→ **What you are asked to do**:
Copy all entries verbatim and keep any pictures out of the copy.

→ **Supplied data**:
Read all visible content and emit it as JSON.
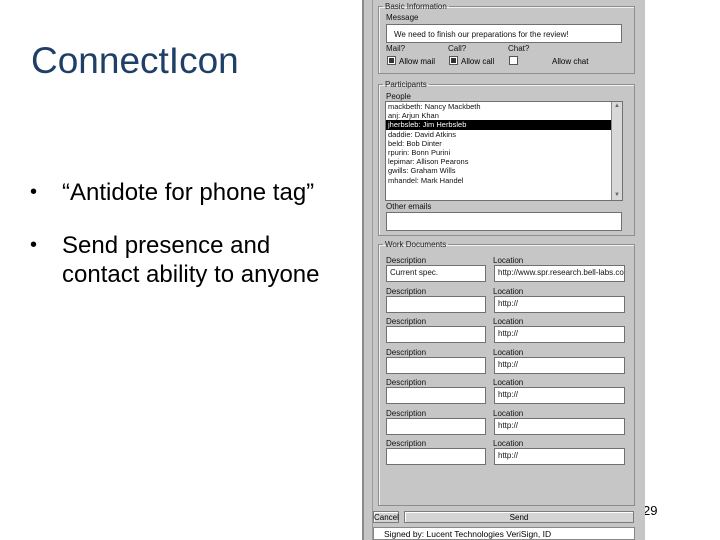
{
  "slide": {
    "title": "ConnectIcon",
    "bullets": [
      "“Antidote for phone tag”",
      "Send presence and contact ability to anyone"
    ],
    "page_number": "29"
  },
  "applet": {
    "basic": {
      "legend": "Basic Information",
      "message_label": "Message",
      "message_value": "We need to finish our preparations for the review!",
      "mail_label": "Mail?",
      "call_label": "Call?",
      "chat_label": "Chat?",
      "allow_mail": "Allow mail",
      "allow_call": "Allow call",
      "allow_chat": "Allow chat"
    },
    "participants": {
      "legend": "Participants",
      "people_label": "People",
      "people": [
        "mackbeth: Nancy Mackbeth",
        "anj: Arjun Khan",
        "jherbsleb: Jim Herbsleb",
        "daddie: David Atkins",
        "beld: Bob Dinter",
        "rpurin: Bonn Purini",
        "lepimar: Allison Pearons",
        "gwills: Graham Wills",
        "mhandel: Mark Handel"
      ],
      "selected_index": 2,
      "other_emails_label": "Other emails"
    },
    "documents": {
      "legend": "Work Documents",
      "description_label": "Description",
      "location_label": "Location",
      "rows": [
        {
          "description": "Current spec.",
          "location": "http://www.spr.research.bell-labs.com"
        },
        {
          "description": "",
          "location": "http://"
        },
        {
          "description": "",
          "location": "http://"
        },
        {
          "description": "",
          "location": "http://"
        },
        {
          "description": "",
          "location": "http://"
        },
        {
          "description": "",
          "location": "http://"
        },
        {
          "description": "",
          "location": "http://"
        }
      ]
    },
    "bottom": {
      "cancel_label": "Cancel",
      "send_label": "Send",
      "status_text": "Signed by: Lucent Technologies VeriSign, ID"
    }
  }
}
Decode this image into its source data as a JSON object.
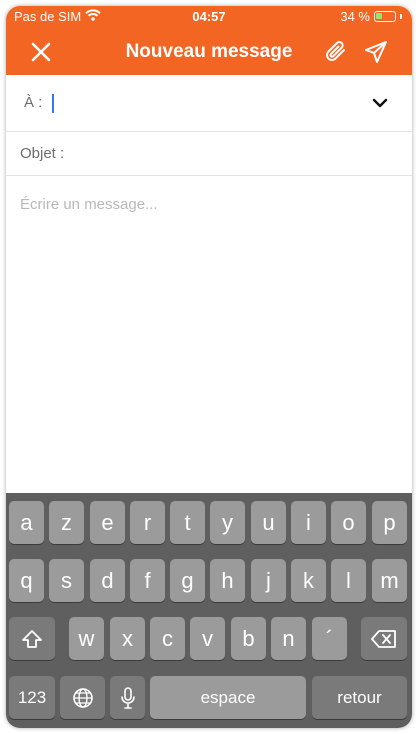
{
  "status_bar": {
    "carrier": "Pas de SIM",
    "time": "04:57",
    "battery": "34 %",
    "battery_level": 0.34
  },
  "header": {
    "title": "Nouveau message",
    "close_icon": "close-icon",
    "attach_icon": "paperclip-icon",
    "send_icon": "send-icon"
  },
  "compose": {
    "to_label": "À :",
    "subject_label": "Objet :",
    "body_placeholder": "Écrire un message..."
  },
  "keyboard": {
    "row1": [
      "a",
      "z",
      "e",
      "r",
      "t",
      "y",
      "u",
      "i",
      "o",
      "p"
    ],
    "row2": [
      "q",
      "s",
      "d",
      "f",
      "g",
      "h",
      "j",
      "k",
      "l",
      "m"
    ],
    "row3": [
      "w",
      "x",
      "c",
      "v",
      "b",
      "n",
      "´"
    ],
    "numbers_key": "123",
    "space_key": "espace",
    "return_key": "retour"
  },
  "colors": {
    "accent": "#f26522",
    "keyboard_bg": "#5f5f5f",
    "key_bg": "#9b9b9b"
  }
}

→ **Answer box**:
Read all visible content and emit it as JSON.
{
  "slide": {
    "title": "ConnectIcon",
    "bullets": [
      "“Antidote for phone tag”",
      "Send presence and contact ability to anyone"
    ],
    "page_number": "29"
  },
  "applet": {
    "basic": {
      "legend": "Basic Information",
      "message_label": "Message",
      "message_value": "We need to finish our preparations for the review!",
      "mail_label": "Mail?",
      "call_label": "Call?",
      "chat_label": "Chat?",
      "allow_mail": "Allow mail",
      "allow_call": "Allow call",
      "allow_chat": "Allow chat"
    },
    "participants": {
      "legend": "Participants",
      "people_label": "People",
      "people": [
        "mackbeth: Nancy Mackbeth",
        "anj: Arjun Khan",
        "jherbsleb: Jim Herbsleb",
        "daddie: David Atkins",
        "beld: Bob Dinter",
        "rpurin: Bonn Purini",
        "lepimar: Allison Pearons",
        "gwills: Graham Wills",
        "mhandel: Mark Handel"
      ],
      "selected_index": 2,
      "other_emails_label": "Other emails"
    },
    "documents": {
      "legend": "Work Documents",
      "description_label": "Description",
      "location_label": "Location",
      "rows": [
        {
          "description": "Current spec.",
          "location": "http://www.spr.research.bell-labs.com"
        },
        {
          "description": "",
          "location": "http://"
        },
        {
          "description": "",
          "location": "http://"
        },
        {
          "description": "",
          "location": "http://"
        },
        {
          "description": "",
          "location": "http://"
        },
        {
          "description": "",
          "location": "http://"
        },
        {
          "description": "",
          "location": "http://"
        }
      ]
    },
    "bottom": {
      "cancel_label": "Cancel",
      "send_label": "Send",
      "status_text": "Signed by: Lucent Technologies VeriSign, ID"
    }
  }
}
Decode this image into its source data as a JSON object.
{
  "status_bar": {
    "carrier": "Pas de SIM",
    "time": "04:57",
    "battery": "34 %",
    "battery_level": 0.34
  },
  "header": {
    "title": "Nouveau message",
    "close_icon": "close-icon",
    "attach_icon": "paperclip-icon",
    "send_icon": "send-icon"
  },
  "compose": {
    "to_label": "À :",
    "subject_label": "Objet :",
    "body_placeholder": "Écrire un message..."
  },
  "keyboard": {
    "row1": [
      "a",
      "z",
      "e",
      "r",
      "t",
      "y",
      "u",
      "i",
      "o",
      "p"
    ],
    "row2": [
      "q",
      "s",
      "d",
      "f",
      "g",
      "h",
      "j",
      "k",
      "l",
      "m"
    ],
    "row3": [
      "w",
      "x",
      "c",
      "v",
      "b",
      "n",
      "´"
    ],
    "numbers_key": "123",
    "space_key": "espace",
    "return_key": "retour"
  },
  "colors": {
    "accent": "#f26522",
    "keyboard_bg": "#5f5f5f",
    "key_bg": "#9b9b9b"
  }
}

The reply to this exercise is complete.